Mr. Halpern has frequently taught as a visiting instructor at Harvard Law School and Harvard College. He has appeared as a speaker at professional conferences, and his work has been published in professional journals, focusing in particular on the use of experts in complex civil and criminal trials.
Massachusetts Association of Criminal Defense Lawyers (MACDL).
Harvard Law School, J.D., 1982; Brown University, A.B., magna cum laude, 1978.
Jeffrey G. Harris is an appellate and post-conviction attorney at Good Schneider Cormier & Fried, a member of the public defender’s innocence, postconviction, parole, and SORB panels, and a former member of Suffolk Lawyers for Justice. He has argued many cases in the state appellate courts, including two in front of the SJC, including Clay v. Massachusetts Parole Bd., 475 Mass. 133 (2016). Mr. Harris has also assisted in representing many clients in First Circuit Court of Appeals, including a successful constitutional challenge of a conviction concerning the United States Munitions List in United States v. Zhen Zhou Wu, 711 F.3d 1 (2013) and the protection of union members’ rights in United States v. Burhoe, 871 F.3d 1 (2017). In 2016, Mr. Harris won parole for two juvenile “lifers” in front of the Massachusetts Parole Board….
Mr. Harris argued and won Clay v. Massachusetts Parole Bd., 475 Mass. 133 (2016), which resulted in parole for a juvenile offender

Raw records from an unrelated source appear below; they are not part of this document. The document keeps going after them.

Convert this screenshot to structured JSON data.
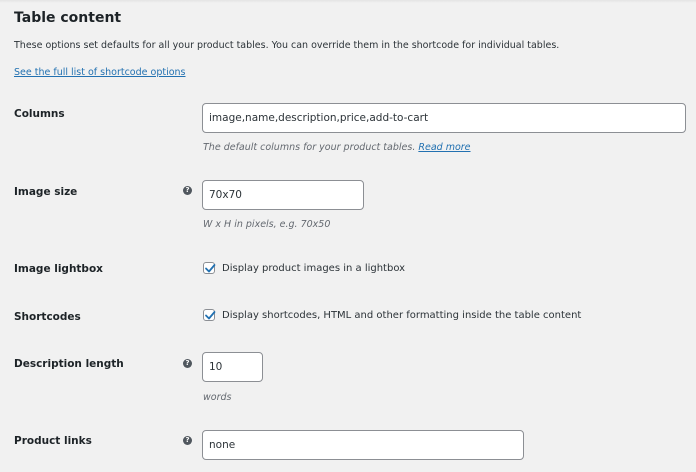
{
  "section": {
    "title": "Table content",
    "description": "These options set defaults for all your product tables. You can override them in the shortcode for individual tables.",
    "link_text": "See the full list of shortcode options"
  },
  "fields": {
    "columns": {
      "label": "Columns",
      "value": "image,name,description,price,add-to-cart",
      "description": "The default columns for your product tables.",
      "read_more": "Read more"
    },
    "image_size": {
      "label": "Image size",
      "value": "70x70",
      "description": "W x H in pixels, e.g. 70x50"
    },
    "image_lightbox": {
      "label": "Image lightbox",
      "checkbox_label": "Display product images in a lightbox",
      "checked": true
    },
    "shortcodes": {
      "label": "Shortcodes",
      "checkbox_label": "Display shortcodes, HTML and other formatting inside the table content",
      "checked": true
    },
    "description_length": {
      "label": "Description length",
      "value": "10",
      "description": "words"
    },
    "product_links": {
      "label": "Product links",
      "value": "none"
    }
  },
  "icons": {
    "help": "help-icon",
    "checkmark": "checkmark-icon"
  },
  "colors": {
    "background": "#f1f1f1",
    "link": "#2271b1",
    "checkmark": "#2271b1",
    "help_icon": "#50575e"
  }
}
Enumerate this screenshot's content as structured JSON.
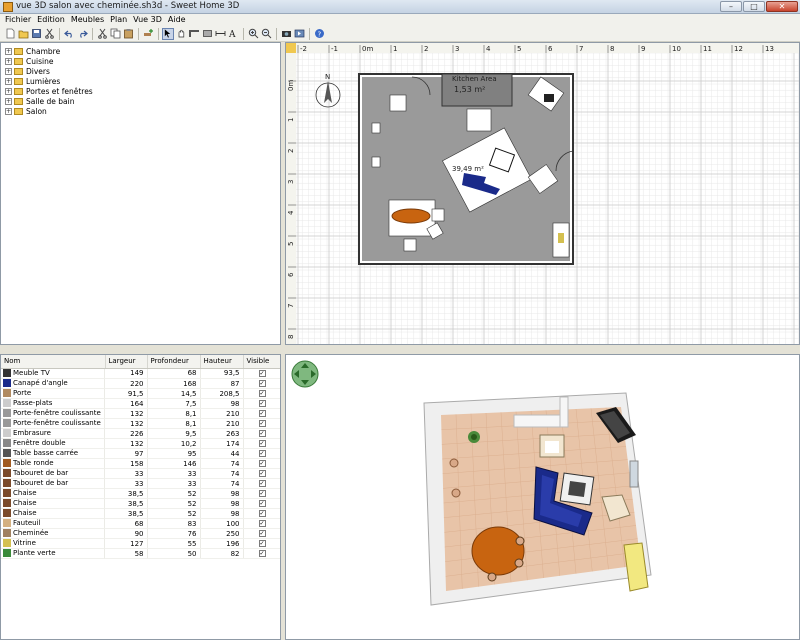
{
  "window": {
    "title": "vue 3D salon avec cheminée.sh3d - Sweet Home 3D",
    "minimize_glyph": "–",
    "maximize_glyph": "□",
    "close_glyph": "✕"
  },
  "menu": [
    "Fichier",
    "Edition",
    "Meubles",
    "Plan",
    "Vue 3D",
    "Aide"
  ],
  "toolbar": {
    "icons": [
      "new-file-icon",
      "open-icon",
      "save-icon",
      "cut-icon",
      "undo-icon",
      "redo-icon",
      "cut-icon",
      "copy-icon",
      "paste-icon",
      "add-furniture-icon",
      "select-icon",
      "pan-icon",
      "create-walls-icon",
      "create-rooms-icon",
      "create-dimensions-icon",
      "add-text-icon",
      "zoom-in-icon",
      "zoom-out-icon",
      "create-photo-icon",
      "create-video-icon",
      "help-icon"
    ]
  },
  "catalog": {
    "categories": [
      "Chambre",
      "Cuisine",
      "Divers",
      "Lumières",
      "Portes et fenêtres",
      "Salle de bain",
      "Salon"
    ],
    "expander_glyph": "+"
  },
  "furniture_table": {
    "columns": [
      "Nom",
      "Largeur",
      "Profondeur",
      "Hauteur",
      "Visible"
    ],
    "check_glyph": "✓",
    "rows": [
      {
        "name": "Meuble TV",
        "width": "149",
        "depth": "68",
        "height": "93,5",
        "icon": "tv-cabinet-icon"
      },
      {
        "name": "Canapé d'angle",
        "width": "220",
        "depth": "168",
        "height": "87",
        "icon": "sofa-icon"
      },
      {
        "name": "Porte",
        "width": "91,5",
        "depth": "14,5",
        "height": "208,5",
        "icon": "door-icon"
      },
      {
        "name": "Passe-plats",
        "width": "164",
        "depth": "7,5",
        "height": "98",
        "icon": "hatch-icon"
      },
      {
        "name": "Porte-fenêtre coulissante",
        "width": "132",
        "depth": "8,1",
        "height": "210",
        "icon": "french-window-icon"
      },
      {
        "name": "Porte-fenêtre coulissante",
        "width": "132",
        "depth": "8,1",
        "height": "210",
        "icon": "french-window-icon"
      },
      {
        "name": "Embrasure",
        "width": "226",
        "depth": "9,5",
        "height": "263",
        "icon": "opening-icon"
      },
      {
        "name": "Fenêtre double",
        "width": "132",
        "depth": "10,2",
        "height": "174",
        "icon": "window-icon"
      },
      {
        "name": "Table basse carrée",
        "width": "97",
        "depth": "95",
        "height": "44",
        "icon": "coffee-table-icon"
      },
      {
        "name": "Table ronde",
        "width": "158",
        "depth": "146",
        "height": "74",
        "icon": "round-table-icon"
      },
      {
        "name": "Tabouret de bar",
        "width": "33",
        "depth": "33",
        "height": "74",
        "icon": "bar-stool-icon"
      },
      {
        "name": "Tabouret de bar",
        "width": "33",
        "depth": "33",
        "height": "74",
        "icon": "bar-stool-icon"
      },
      {
        "name": "Chaise",
        "width": "38,5",
        "depth": "52",
        "height": "98",
        "icon": "chair-icon"
      },
      {
        "name": "Chaise",
        "width": "38,5",
        "depth": "52",
        "height": "98",
        "icon": "chair-icon"
      },
      {
        "name": "Chaise",
        "width": "38,5",
        "depth": "52",
        "height": "98",
        "icon": "chair-icon"
      },
      {
        "name": "Fauteuil",
        "width": "68",
        "depth": "83",
        "height": "100",
        "icon": "armchair-icon"
      },
      {
        "name": "Cheminée",
        "width": "90",
        "depth": "76",
        "height": "250",
        "icon": "fireplace-icon"
      },
      {
        "name": "Vitrine",
        "width": "127",
        "depth": "55",
        "height": "196",
        "icon": "display-cabinet-icon"
      },
      {
        "name": "Plante verte",
        "width": "58",
        "depth": "50",
        "height": "82",
        "icon": "plant-icon"
      }
    ]
  },
  "plan": {
    "ruler_x": [
      "-2",
      "-1",
      "0m",
      "1",
      "2",
      "3",
      "4",
      "5",
      "6",
      "7",
      "8",
      "9",
      "10",
      "11",
      "12",
      "13"
    ],
    "ruler_y": [
      "0m",
      "1",
      "2",
      "3",
      "4",
      "5",
      "6",
      "7",
      "8"
    ],
    "room_labels": {
      "kitchen_name": "Kitchen Area",
      "kitchen_area": "1,53 m²",
      "main_area": "39,49 m²"
    },
    "compass_label": "N"
  },
  "view3d": {
    "navigation_arrows": "navigation-arrows-icon"
  },
  "colors": {
    "accent_selection": "#316ac5",
    "plan_room_floor": "#9a9a9a",
    "floor_3d": "#e8c4a8",
    "sofa": "#1a2a8a",
    "table": "#c86410",
    "grid": "#dcdcdc"
  }
}
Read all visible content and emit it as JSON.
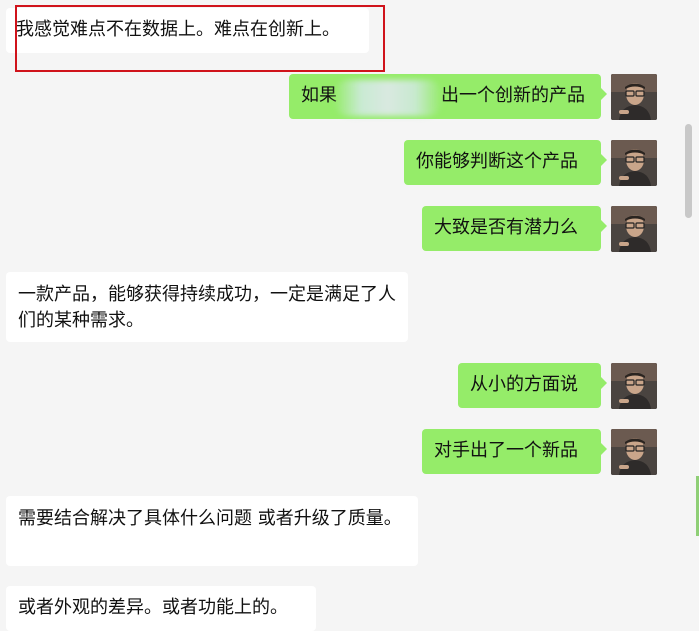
{
  "messages": [
    {
      "side": "incoming",
      "text": "我感觉难点不在数据上。难点在创新上。"
    },
    {
      "side": "outgoing",
      "text_before": "如果",
      "text_after": "出一个创新的产品"
    },
    {
      "side": "outgoing",
      "text": "你能够判断这个产品"
    },
    {
      "side": "outgoing",
      "text": "大致是否有潜力么"
    },
    {
      "side": "incoming",
      "text": "一款产品，能够获得持续成功，一定是满足了人们的某种需求。"
    },
    {
      "side": "outgoing",
      "text": "从小的方面说"
    },
    {
      "side": "outgoing",
      "text": "对手出了一个新品"
    },
    {
      "side": "incoming",
      "text": "需要结合解决了具体什么问题  或者升级了质量。"
    },
    {
      "side": "incoming",
      "text": "或者外观的差异。或者功能上的。"
    }
  ],
  "colors": {
    "outgoing_bubble": "#95ec69",
    "incoming_bubble": "#ffffff",
    "background": "#f5f5f5",
    "highlight_border": "#d0131b"
  },
  "avatar_icon": "user-avatar-photo"
}
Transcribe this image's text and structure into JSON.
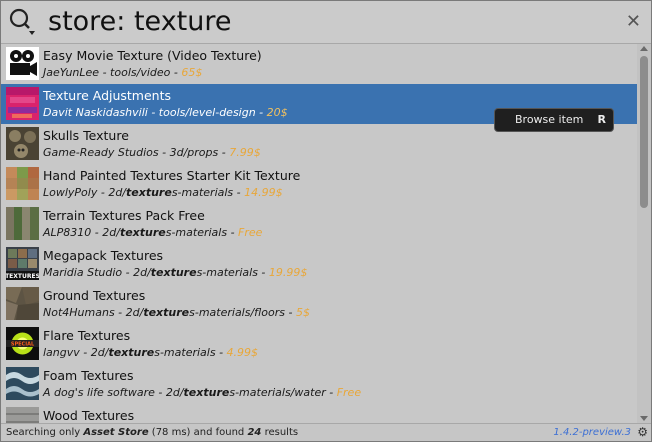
{
  "search": {
    "query": "store: texture"
  },
  "close_glyph": "✕",
  "tooltip": {
    "label": "Browse item",
    "key": "R"
  },
  "items": [
    {
      "title": "Easy Movie Texture (Video Texture)",
      "author": "JaeYunLee",
      "path_pre": "tools/video",
      "path_bold": "",
      "path_post": "",
      "price": "65$",
      "thumb": "film-projector"
    },
    {
      "title": "Texture Adjustments",
      "author": "Davit Naskidashvili",
      "path_pre": "tools/level-design",
      "path_bold": "",
      "path_post": "",
      "price": "20$",
      "thumb": "color-adjust",
      "selected": true
    },
    {
      "title": "Skulls Texture",
      "author": "Game-Ready Studios",
      "path_pre": "3d/props",
      "path_bold": "",
      "path_post": "",
      "price": "7.99$",
      "thumb": "skulls"
    },
    {
      "title": "Hand Painted Textures Starter Kit Texture",
      "author": "LowlyPoly",
      "path_pre": "2d/",
      "path_bold": "texture",
      "path_post": "s-materials",
      "price": "14.99$",
      "thumb": "hand-painted"
    },
    {
      "title": "Terrain Textures Pack Free",
      "author": "ALP8310",
      "path_pre": "2d/",
      "path_bold": "texture",
      "path_post": "s-materials",
      "price": "Free",
      "thumb": "terrain"
    },
    {
      "title": "Megapack Textures",
      "author": "Maridia Studio",
      "path_pre": "2d/",
      "path_bold": "texture",
      "path_post": "s-materials",
      "price": "19.99$",
      "thumb": "megapack"
    },
    {
      "title": "Ground Textures",
      "author": "Not4Humans",
      "path_pre": "2d/",
      "path_bold": "texture",
      "path_post": "s-materials/floors",
      "price": "5$",
      "thumb": "ground"
    },
    {
      "title": "Flare Textures",
      "author": "langvv",
      "path_pre": "2d/",
      "path_bold": "texture",
      "path_post": "s-materials",
      "price": "4.99$",
      "thumb": "flare"
    },
    {
      "title": "Foam Textures",
      "author": "A dog's life software",
      "path_pre": "2d/",
      "path_bold": "texture",
      "path_post": "s-materials/water",
      "price": "Free",
      "thumb": "foam"
    },
    {
      "title": "Wood Textures",
      "author": "",
      "path_pre": "",
      "path_bold": "",
      "path_post": "",
      "price": "",
      "thumb": "wood"
    }
  ],
  "thumb_text": {
    "megapack": "TEXTURES",
    "flare": "SPECIAL"
  },
  "status": {
    "prefix": "Searching only ",
    "provider": "Asset Store",
    "mid": " (78 ms) and found ",
    "count": "24",
    "suffix": " results",
    "version": "1.4.2-preview.3",
    "gear_glyph": "⚙"
  },
  "colors": {
    "selection": "#3a72b0",
    "price": "#e8a73a",
    "version": "#3c6fd4"
  }
}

Mr. Harris graduated from Northeastern University School of Law in 2010, where he represented clients through the Northeastern Prisoners’ Rights and Criminal Defense clinics and worked for United States District Court Judge Nancy Gertner and Superior Court Judge John T. Lu. He has also worked for the Boston criminal defense firms of Shapiro, Weissberg & Garin and Rankin & Sultan.
Mr. Harris has been selected as a “Rising Star” by SuperLawyers for three years running and won a Mass. Lawyers Weekly Lawyer of the Year award in 2018 for his representation of Frederick Clay, who was exonerated after 38 years in prison.
Commonwealth of Massachusetts and United States Court of Appeals for the First Circuit. Massachusetts District Courts.
Northeastern University, J.D., 2010; New York University, MA Music Business, 2007; Trinity College, B.S., Mathematics, 1998.
SuperLawyers “Rising Star” – 2016, 2017, 2018
Mass Lawyers Weekly – Lawyers of the year 2017 (click to read)